Purifoy did not start any of the 13 games he appeared in as a true freshman, but he was a major contributor. He led the special team coverage units, as he caused one fumble and delivered 27 tackles (17 solos), seeing limited action on defense as a reserve corner-back. His breakout season came during his sophomore campaign, as he took over the right cornerback spot. He posted 51 tackles with five pass break-ups and led the Gators with three forced fumbles.
Purifoy also excelled on special teams, blocking a pair of kicks. He also saw brief action on offense, carrying once ands catching one pass for a total of 13 yards. As a junior, he received second-team All-Southeastern Conference honors, as he played on all three units, collecting 24 tackles with two sacks, seven pass deflections and two interceptions while splitting right cornerback duties with Jaylen Watkins. On offense, Purifoy carried once for 15 yards, blocked another kick on special teams, and also fielded four kickoffs for a 20.5-yard average.
Raised by a single mother, the woman whose name he has tattooed on his arm is his guiding light. His mother's health has forced her to stop teaching after suffering another heart attack, this one at school. Still, she needs dialysis treatments three times a week and is in need of a kidney transplant. "I'm getting stronger,'' she said. "I have my good days and bad days. It's a process I'm going through right now."
Purifoy checked in on his mom regularly. His sisters live in the same neighborhood and help her out as she tries to get healthy. There was talk that if Purifoy had a strong junior season, he could declare for the 2014 NFL Draft. That dream sprouted in his head when he was in high school and saw his mother struggling to support the family. Now that dream seems close to reality. Shortly after the season finale vs. Florida State, the cornerback announced he had entered the draft as an underclassman.
"I just watched her do so much to the point where I'm tired of her doing stuff,'' Purifoy explained when talking about his mother. "I feel like it's my turn to do something for my mom and two sisters. That's who raised me. It's time for me to give back. "She needs a kidney. We are working on it. When the opportunity knocks, you've got to take advantage of it." In life, and football, that is the mission Purifoy seeks to complete.

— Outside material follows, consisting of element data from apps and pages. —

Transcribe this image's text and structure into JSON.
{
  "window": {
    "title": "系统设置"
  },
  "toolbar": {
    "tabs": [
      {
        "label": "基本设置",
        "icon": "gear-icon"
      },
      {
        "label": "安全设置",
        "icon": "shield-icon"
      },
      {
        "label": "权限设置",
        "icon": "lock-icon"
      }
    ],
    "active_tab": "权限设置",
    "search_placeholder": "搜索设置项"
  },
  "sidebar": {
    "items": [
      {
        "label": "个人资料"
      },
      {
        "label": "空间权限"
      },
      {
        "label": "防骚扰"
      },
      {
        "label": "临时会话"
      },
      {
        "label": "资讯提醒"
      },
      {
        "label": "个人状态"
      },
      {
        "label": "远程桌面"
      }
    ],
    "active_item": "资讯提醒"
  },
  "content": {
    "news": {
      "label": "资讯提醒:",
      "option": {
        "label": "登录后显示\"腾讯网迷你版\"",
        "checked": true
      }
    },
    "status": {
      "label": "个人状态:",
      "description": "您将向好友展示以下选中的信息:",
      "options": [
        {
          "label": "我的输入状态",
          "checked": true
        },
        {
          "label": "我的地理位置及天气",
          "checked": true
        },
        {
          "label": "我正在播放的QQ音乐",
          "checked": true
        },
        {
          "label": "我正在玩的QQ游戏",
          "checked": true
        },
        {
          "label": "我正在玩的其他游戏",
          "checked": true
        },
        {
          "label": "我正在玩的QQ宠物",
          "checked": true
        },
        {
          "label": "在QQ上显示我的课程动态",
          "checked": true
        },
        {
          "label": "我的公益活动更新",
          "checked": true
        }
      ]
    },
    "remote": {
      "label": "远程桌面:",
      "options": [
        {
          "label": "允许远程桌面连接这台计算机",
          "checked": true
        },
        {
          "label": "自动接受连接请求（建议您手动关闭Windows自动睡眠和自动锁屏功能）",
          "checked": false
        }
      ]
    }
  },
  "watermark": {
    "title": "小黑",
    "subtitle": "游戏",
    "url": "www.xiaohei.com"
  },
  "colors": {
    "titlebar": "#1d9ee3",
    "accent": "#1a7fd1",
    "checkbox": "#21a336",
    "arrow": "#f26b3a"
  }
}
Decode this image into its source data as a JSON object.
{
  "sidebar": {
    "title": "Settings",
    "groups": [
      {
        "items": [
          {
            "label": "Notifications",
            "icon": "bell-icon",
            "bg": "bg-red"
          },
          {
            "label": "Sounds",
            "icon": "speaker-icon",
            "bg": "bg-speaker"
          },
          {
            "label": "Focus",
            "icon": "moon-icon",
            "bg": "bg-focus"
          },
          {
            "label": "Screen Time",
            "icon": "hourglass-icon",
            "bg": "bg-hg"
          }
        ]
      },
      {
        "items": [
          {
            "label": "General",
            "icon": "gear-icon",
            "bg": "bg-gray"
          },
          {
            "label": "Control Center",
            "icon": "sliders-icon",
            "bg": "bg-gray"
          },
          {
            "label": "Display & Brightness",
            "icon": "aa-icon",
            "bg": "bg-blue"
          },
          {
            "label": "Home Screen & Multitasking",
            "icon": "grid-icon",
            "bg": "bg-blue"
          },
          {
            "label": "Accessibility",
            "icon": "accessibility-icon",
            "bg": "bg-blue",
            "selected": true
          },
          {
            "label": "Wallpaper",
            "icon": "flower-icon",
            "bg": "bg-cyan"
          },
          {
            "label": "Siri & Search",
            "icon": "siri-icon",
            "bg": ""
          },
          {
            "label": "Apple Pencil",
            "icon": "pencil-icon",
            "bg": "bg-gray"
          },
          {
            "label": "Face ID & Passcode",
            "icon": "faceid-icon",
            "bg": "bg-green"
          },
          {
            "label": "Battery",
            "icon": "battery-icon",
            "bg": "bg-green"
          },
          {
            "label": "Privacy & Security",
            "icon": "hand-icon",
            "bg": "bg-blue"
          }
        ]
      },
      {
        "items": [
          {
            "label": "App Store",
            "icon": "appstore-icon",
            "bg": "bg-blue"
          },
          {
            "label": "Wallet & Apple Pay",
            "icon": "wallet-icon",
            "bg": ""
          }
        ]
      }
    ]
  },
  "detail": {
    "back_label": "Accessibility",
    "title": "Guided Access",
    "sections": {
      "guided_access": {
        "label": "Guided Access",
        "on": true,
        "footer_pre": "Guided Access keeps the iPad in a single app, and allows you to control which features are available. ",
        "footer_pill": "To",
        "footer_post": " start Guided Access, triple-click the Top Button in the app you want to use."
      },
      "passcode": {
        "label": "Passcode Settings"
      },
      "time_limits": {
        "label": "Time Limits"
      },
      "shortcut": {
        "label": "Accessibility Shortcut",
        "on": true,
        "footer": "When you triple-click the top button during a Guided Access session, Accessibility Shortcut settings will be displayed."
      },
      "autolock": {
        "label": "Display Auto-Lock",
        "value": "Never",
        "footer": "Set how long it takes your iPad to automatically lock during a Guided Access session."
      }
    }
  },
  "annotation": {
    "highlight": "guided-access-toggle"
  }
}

"I have had a great three years at the University of Florida, but at this time I think it's best for me and my family to pursue a career in the NFL," Purifoy said. "Coach Muschamp and Coach (Travaris) Robinson have put me in a position to take the next step. I know there is a lot of work for me ahead, but I appreciate what everyone at Florida did to get me to this point. As much as I look forward to playing in the NFL, I will miss my teammates and coaches and look forward to watching them play next year."
"There are a lot of factors that go into making these individual and personal decisions and I'm 100 percent supportive of Loucheiz's choice to enter the NFL Draft," Florida head coach Will Muschamp said. "Loucheiz has come a long way from when I sat in his living room with his family during the recruiting process and he also knows his work is not done. We wish him nothing but the best of luck and watching him on Sundays. As we have with other former Gators, we encourage him to return to Florida and finish his degree."
Purifoy started 19-of-37 games at Florida, recording 102 tackles (69 solos) with two sacks for minus 11 yards, 4.5 stops for losses of 29 yards, five forced fumbles and one fumble recovery…Deflected 12 passes and intercepted two others for 42 yards in returns, including one touchdown…Blocked three kicks, returned three punts for 35 yards and four kickoffs for 82 yards on special teams…Caught one pass for 5 yards and carried twice for 23 yards during brief action on offense.